The Federal District Court judge on Friday granted the Department of Homeland Security (DHS) an additional 90 days in which to issue a final rule on Optional Practical Training (OPT) extensions for STEM graduates. The decision on the government’s motion gives DHS until May 10, 2016, to issue a final rule.
The court had previously held that the 2008 DHS interim final rule extending the period of post-graduation OPT by 17 months for STEM students on F-1 visas was invalid because DHS promulgated the rule without notice and comment. The court found, however, that vacating the rule immediately would cause substantial hardship for F-1 STEM students and would create a major labor disruption for the technology sector. Therefore, the court vacated the 2008 rule and its subsequent amendments, but stayed that order until February 12, 2016, so that DHS could submit the rule for proper notice and comment. Had the court not extended this stay, thousands of STEM OPT participants could potentially have been left without work authorization or legal status.

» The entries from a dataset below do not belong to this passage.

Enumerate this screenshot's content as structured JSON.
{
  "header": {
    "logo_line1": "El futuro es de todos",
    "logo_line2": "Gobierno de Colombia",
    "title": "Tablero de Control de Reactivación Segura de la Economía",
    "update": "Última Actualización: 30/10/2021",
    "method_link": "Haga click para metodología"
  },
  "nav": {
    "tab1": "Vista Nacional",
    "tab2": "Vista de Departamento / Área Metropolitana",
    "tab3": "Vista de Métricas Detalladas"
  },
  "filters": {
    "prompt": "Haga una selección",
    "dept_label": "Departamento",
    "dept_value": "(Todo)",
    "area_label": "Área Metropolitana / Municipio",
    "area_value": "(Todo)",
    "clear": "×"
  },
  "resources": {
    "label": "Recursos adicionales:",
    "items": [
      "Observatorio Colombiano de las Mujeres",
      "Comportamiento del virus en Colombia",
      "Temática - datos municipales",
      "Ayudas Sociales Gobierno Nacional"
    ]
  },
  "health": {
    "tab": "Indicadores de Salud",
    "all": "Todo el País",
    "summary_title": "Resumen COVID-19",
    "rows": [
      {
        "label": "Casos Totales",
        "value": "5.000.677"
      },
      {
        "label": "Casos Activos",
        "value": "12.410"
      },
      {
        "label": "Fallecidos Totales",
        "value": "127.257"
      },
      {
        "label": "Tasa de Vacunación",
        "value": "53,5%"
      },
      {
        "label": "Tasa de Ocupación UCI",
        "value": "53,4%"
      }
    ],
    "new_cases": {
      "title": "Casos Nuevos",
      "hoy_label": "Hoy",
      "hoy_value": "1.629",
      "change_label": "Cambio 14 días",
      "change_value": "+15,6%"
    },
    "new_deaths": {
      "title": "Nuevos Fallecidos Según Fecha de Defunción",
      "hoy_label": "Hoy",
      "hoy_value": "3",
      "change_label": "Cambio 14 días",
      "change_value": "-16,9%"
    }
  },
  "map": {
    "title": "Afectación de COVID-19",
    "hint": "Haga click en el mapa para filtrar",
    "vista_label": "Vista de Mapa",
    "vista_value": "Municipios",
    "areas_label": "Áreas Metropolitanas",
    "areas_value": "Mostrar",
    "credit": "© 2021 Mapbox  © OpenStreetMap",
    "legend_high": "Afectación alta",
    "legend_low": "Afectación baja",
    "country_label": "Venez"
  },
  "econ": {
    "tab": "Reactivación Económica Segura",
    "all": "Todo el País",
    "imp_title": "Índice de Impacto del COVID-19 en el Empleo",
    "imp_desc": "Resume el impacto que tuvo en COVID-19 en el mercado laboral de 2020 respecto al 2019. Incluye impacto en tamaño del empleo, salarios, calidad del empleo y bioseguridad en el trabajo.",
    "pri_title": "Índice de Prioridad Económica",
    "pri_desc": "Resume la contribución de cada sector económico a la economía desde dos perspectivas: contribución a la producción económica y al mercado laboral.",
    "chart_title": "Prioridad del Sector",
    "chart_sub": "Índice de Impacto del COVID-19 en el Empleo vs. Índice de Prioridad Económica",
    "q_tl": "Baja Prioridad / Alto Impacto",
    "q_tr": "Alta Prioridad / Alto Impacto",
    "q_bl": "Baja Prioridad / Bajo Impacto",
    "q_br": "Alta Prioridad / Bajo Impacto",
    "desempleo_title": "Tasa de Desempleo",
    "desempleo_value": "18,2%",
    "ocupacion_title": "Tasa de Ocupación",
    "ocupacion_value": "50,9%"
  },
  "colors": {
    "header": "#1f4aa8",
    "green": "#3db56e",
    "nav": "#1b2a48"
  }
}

The judge found that “extraordinary circumstances” warranted the grant of DHS’s motion. Specifically, the court noted the government’s receipt of an “unexpected and unprecedented” response to its draft rule published in the Federal Register on October 19, 2015. Federal rulemaking generally requires that any new rule undergo a period of public comment and review prior to publication. According to DHS, it received over 50,000 comments on the proposed rule, at least some of which led DHS to believe that revisions were necessary to the proposed rule.
It is now up to DHS to timely complete comments review and issue a rule within the time allotted because the judge emphasized that no additional requests for extensions will be entertained.